BEGIN DATA EXTRACTS
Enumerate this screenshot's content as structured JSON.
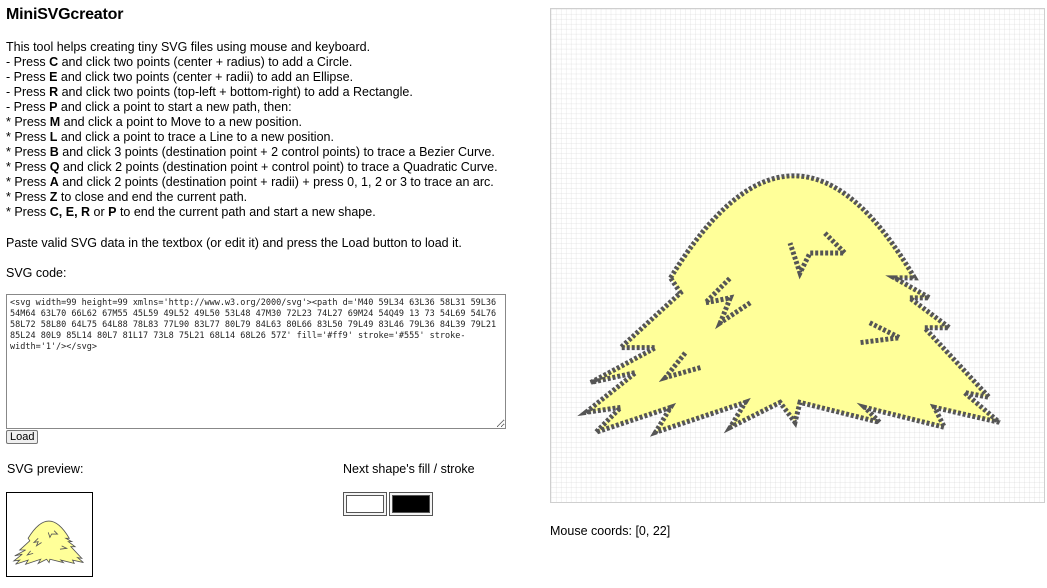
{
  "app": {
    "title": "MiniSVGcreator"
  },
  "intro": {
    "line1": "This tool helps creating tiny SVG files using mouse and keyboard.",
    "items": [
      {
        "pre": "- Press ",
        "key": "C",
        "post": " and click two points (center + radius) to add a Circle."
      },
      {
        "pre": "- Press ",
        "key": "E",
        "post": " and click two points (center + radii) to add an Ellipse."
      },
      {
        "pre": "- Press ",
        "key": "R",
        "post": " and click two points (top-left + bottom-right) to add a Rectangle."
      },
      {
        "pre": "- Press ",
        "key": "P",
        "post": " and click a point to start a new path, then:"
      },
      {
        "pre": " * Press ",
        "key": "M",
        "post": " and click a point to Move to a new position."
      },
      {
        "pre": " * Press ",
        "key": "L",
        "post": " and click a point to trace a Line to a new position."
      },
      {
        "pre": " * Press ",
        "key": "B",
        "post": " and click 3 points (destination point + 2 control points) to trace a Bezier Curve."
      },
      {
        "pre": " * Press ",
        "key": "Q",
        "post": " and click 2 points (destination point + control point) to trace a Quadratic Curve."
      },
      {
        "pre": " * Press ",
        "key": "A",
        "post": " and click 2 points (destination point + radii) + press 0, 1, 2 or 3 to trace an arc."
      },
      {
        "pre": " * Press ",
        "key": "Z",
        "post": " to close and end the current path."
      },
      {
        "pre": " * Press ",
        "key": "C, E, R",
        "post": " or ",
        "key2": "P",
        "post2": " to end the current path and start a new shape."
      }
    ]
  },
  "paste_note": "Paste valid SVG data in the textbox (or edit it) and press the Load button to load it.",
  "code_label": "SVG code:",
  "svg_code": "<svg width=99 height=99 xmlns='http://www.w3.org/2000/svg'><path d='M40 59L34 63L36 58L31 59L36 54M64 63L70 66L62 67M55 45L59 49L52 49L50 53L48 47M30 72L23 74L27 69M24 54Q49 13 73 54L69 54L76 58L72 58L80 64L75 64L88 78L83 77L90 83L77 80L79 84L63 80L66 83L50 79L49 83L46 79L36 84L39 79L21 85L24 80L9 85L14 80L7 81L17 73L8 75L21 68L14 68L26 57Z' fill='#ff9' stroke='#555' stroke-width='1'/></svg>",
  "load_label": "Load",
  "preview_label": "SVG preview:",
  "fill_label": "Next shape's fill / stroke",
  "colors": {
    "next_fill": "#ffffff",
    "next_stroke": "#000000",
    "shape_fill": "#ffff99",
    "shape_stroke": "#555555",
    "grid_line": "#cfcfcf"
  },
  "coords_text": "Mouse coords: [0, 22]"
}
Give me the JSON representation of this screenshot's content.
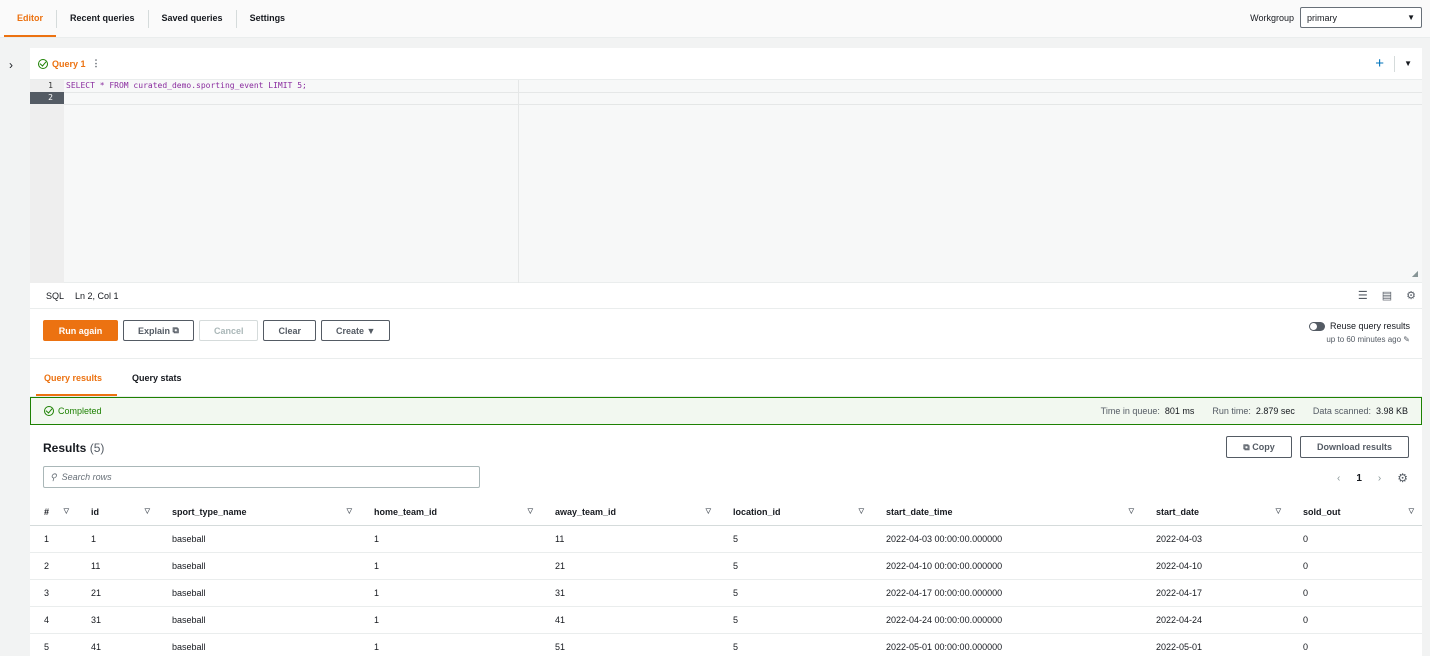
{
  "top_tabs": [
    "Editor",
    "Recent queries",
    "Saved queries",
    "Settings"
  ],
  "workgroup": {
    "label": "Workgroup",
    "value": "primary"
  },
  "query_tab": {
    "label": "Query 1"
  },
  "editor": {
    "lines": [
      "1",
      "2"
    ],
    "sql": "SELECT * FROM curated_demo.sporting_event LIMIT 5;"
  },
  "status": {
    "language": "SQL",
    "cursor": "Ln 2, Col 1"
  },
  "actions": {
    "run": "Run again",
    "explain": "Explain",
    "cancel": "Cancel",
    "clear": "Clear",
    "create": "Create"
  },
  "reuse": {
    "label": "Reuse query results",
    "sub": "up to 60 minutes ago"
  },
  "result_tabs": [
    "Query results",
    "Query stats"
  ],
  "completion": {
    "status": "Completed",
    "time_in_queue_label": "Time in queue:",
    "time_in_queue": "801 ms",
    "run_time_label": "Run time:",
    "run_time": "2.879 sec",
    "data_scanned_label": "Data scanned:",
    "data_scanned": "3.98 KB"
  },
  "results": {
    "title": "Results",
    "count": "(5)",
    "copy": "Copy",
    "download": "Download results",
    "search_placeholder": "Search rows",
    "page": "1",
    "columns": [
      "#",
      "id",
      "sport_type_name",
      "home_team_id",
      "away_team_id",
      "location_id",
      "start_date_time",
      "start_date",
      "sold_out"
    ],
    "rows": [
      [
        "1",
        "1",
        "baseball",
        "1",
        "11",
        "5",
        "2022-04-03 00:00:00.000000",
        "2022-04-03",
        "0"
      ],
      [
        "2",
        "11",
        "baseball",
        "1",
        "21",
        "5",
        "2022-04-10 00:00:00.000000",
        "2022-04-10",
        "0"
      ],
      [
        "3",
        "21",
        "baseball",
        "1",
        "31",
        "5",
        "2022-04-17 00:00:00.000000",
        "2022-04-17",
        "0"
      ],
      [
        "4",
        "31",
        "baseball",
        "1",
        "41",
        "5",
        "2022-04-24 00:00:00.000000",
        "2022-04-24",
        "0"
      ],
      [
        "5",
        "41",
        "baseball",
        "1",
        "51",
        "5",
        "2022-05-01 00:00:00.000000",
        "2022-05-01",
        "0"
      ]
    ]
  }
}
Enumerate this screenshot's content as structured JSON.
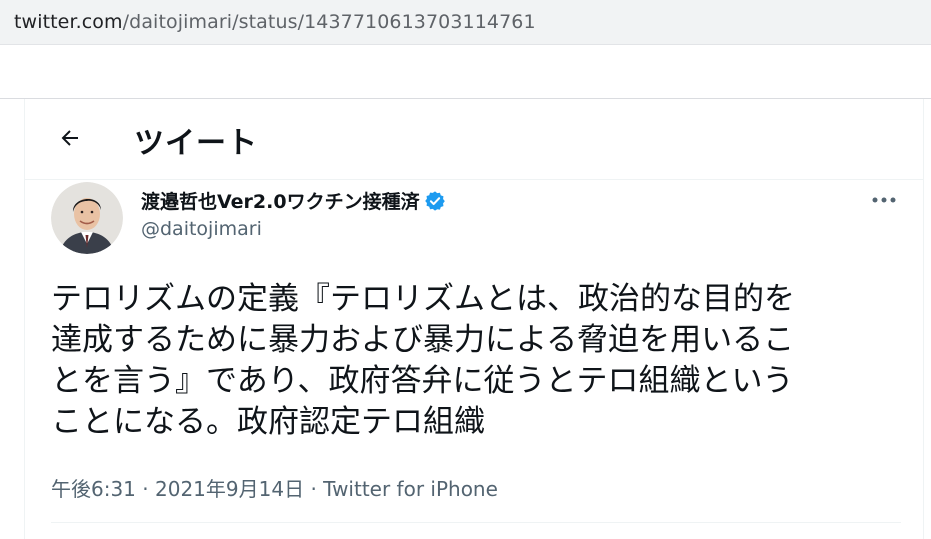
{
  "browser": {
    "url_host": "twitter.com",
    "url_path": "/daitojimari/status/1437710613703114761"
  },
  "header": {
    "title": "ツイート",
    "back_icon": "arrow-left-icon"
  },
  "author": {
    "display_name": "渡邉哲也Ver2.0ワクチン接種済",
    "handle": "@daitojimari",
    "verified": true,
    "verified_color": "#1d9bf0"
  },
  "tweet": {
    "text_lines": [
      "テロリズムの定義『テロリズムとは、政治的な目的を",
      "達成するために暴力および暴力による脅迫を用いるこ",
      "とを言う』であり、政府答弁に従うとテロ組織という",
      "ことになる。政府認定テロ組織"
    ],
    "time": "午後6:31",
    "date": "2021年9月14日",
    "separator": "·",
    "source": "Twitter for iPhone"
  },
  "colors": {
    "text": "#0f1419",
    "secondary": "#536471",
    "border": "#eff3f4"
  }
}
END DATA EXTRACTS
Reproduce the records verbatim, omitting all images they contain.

== THE COMPLETED TASK ==
Enumerate this screenshot's content as structured JSON.
{
  "app": {
    "title": "MiniSVGcreator"
  },
  "intro": {
    "line1": "This tool helps creating tiny SVG files using mouse and keyboard.",
    "items": [
      {
        "pre": "- Press ",
        "key": "C",
        "post": " and click two points (center + radius) to add a Circle."
      },
      {
        "pre": "- Press ",
        "key": "E",
        "post": " and click two points (center + radii) to add an Ellipse."
      },
      {
        "pre": "- Press ",
        "key": "R",
        "post": " and click two points (top-left + bottom-right) to add a Rectangle."
      },
      {
        "pre": "- Press ",
        "key": "P",
        "post": " and click a point to start a new path, then:"
      },
      {
        "pre": " * Press ",
        "key": "M",
        "post": " and click a point to Move to a new position."
      },
      {
        "pre": " * Press ",
        "key": "L",
        "post": " and click a point to trace a Line to a new position."
      },
      {
        "pre": " * Press ",
        "key": "B",
        "post": " and click 3 points (destination point + 2 control points) to trace a Bezier Curve."
      },
      {
        "pre": " * Press ",
        "key": "Q",
        "post": " and click 2 points (destination point + control point) to trace a Quadratic Curve."
      },
      {
        "pre": " * Press ",
        "key": "A",
        "post": " and click 2 points (destination point + radii) + press 0, 1, 2 or 3 to trace an arc."
      },
      {
        "pre": " * Press ",
        "key": "Z",
        "post": " to close and end the current path."
      },
      {
        "pre": " * Press ",
        "key": "C, E, R",
        "post": " or ",
        "key2": "P",
        "post2": " to end the current path and start a new shape."
      }
    ]
  },
  "paste_note": "Paste valid SVG data in the textbox (or edit it) and press the Load button to load it.",
  "code_label": "SVG code:",
  "svg_code": "<svg width=99 height=99 xmlns='http://www.w3.org/2000/svg'><path d='M40 59L34 63L36 58L31 59L36 54M64 63L70 66L62 67M55 45L59 49L52 49L50 53L48 47M30 72L23 74L27 69M24 54Q49 13 73 54L69 54L76 58L72 58L80 64L75 64L88 78L83 77L90 83L77 80L79 84L63 80L66 83L50 79L49 83L46 79L36 84L39 79L21 85L24 80L9 85L14 80L7 81L17 73L8 75L21 68L14 68L26 57Z' fill='#ff9' stroke='#555' stroke-width='1'/></svg>",
  "load_label": "Load",
  "preview_label": "SVG preview:",
  "fill_label": "Next shape's fill / stroke",
  "colors": {
    "next_fill": "#ffffff",
    "next_stroke": "#000000",
    "shape_fill": "#ffff99",
    "shape_stroke": "#555555",
    "grid_line": "#cfcfcf"
  },
  "coords_text": "Mouse coords: [0, 22]"
}
Give me the JSON representation of this screenshot's content.
{
  "top_tabs": [
    "Editor",
    "Recent queries",
    "Saved queries",
    "Settings"
  ],
  "workgroup": {
    "label": "Workgroup",
    "value": "primary"
  },
  "query_tab": {
    "label": "Query 1"
  },
  "editor": {
    "lines": [
      "1",
      "2"
    ],
    "sql": "SELECT * FROM curated_demo.sporting_event LIMIT 5;"
  },
  "status": {
    "language": "SQL",
    "cursor": "Ln 2, Col 1"
  },
  "actions": {
    "run": "Run again",
    "explain": "Explain",
    "cancel": "Cancel",
    "clear": "Clear",
    "create": "Create"
  },
  "reuse": {
    "label": "Reuse query results",
    "sub": "up to 60 minutes ago"
  },
  "result_tabs": [
    "Query results",
    "Query stats"
  ],
  "completion": {
    "status": "Completed",
    "time_in_queue_label": "Time in queue:",
    "time_in_queue": "801 ms",
    "run_time_label": "Run time:",
    "run_time": "2.879 sec",
    "data_scanned_label": "Data scanned:",
    "data_scanned": "3.98 KB"
  },
  "results": {
    "title": "Results",
    "count": "(5)",
    "copy": "Copy",
    "download": "Download results",
    "search_placeholder": "Search rows",
    "page": "1",
    "columns": [
      "#",
      "id",
      "sport_type_name",
      "home_team_id",
      "away_team_id",
      "location_id",
      "start_date_time",
      "start_date",
      "sold_out"
    ],
    "rows": [
      [
        "1",
        "1",
        "baseball",
        "1",
        "11",
        "5",
        "2022-04-03 00:00:00.000000",
        "2022-04-03",
        "0"
      ],
      [
        "2",
        "11",
        "baseball",
        "1",
        "21",
        "5",
        "2022-04-10 00:00:00.000000",
        "2022-04-10",
        "0"
      ],
      [
        "3",
        "21",
        "baseball",
        "1",
        "31",
        "5",
        "2022-04-17 00:00:00.000000",
        "2022-04-17",
        "0"
      ],
      [
        "4",
        "31",
        "baseball",
        "1",
        "41",
        "5",
        "2022-04-24 00:00:00.000000",
        "2022-04-24",
        "0"
      ],
      [
        "5",
        "41",
        "baseball",
        "1",
        "51",
        "5",
        "2022-05-01 00:00:00.000000",
        "2022-05-01",
        "0"
      ]
    ]
  }
}
Enumerate this screenshot's content as structured JSON.
{
  "browser": {
    "url_host": "twitter.com",
    "url_path": "/daitojimari/status/1437710613703114761"
  },
  "header": {
    "title": "ツイート",
    "back_icon": "arrow-left-icon"
  },
  "author": {
    "display_name": "渡邉哲也Ver2.0ワクチン接種済",
    "handle": "@daitojimari",
    "verified": true,
    "verified_color": "#1d9bf0"
  },
  "tweet": {
    "text_lines": [
      "テロリズムの定義『テロリズムとは、政治的な目的を",
      "達成するために暴力および暴力による脅迫を用いるこ",
      "とを言う』であり、政府答弁に従うとテロ組織という",
      "ことになる。政府認定テロ組織"
    ],
    "time": "午後6:31",
    "date": "2021年9月14日",
    "separator": "·",
    "source": "Twitter for iPhone"
  },
  "colors": {
    "text": "#0f1419",
    "secondary": "#536471",
    "border": "#eff3f4"
  }
}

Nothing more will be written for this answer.